How to complete this task: Where the string "label" occurs in a line of the data below, that line should be copied.

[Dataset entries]
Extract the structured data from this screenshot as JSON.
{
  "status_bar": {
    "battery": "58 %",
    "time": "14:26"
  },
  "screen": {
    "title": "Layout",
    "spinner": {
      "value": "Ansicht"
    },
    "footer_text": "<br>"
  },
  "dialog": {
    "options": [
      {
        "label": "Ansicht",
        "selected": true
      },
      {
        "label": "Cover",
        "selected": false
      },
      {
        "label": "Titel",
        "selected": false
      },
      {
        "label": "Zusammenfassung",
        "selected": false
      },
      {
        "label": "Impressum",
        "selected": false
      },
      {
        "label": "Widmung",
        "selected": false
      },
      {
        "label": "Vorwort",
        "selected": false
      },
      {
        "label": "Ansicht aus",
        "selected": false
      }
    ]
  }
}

The completed task:
        "label": "Ansicht",
        "label": "Cover",
        "label": "Titel",
        "label": "Zusammenfassung",
        "label": "Impressum",
        "label": "Widmung",
        "label": "Vorwort",
        "label": "Ansicht aus",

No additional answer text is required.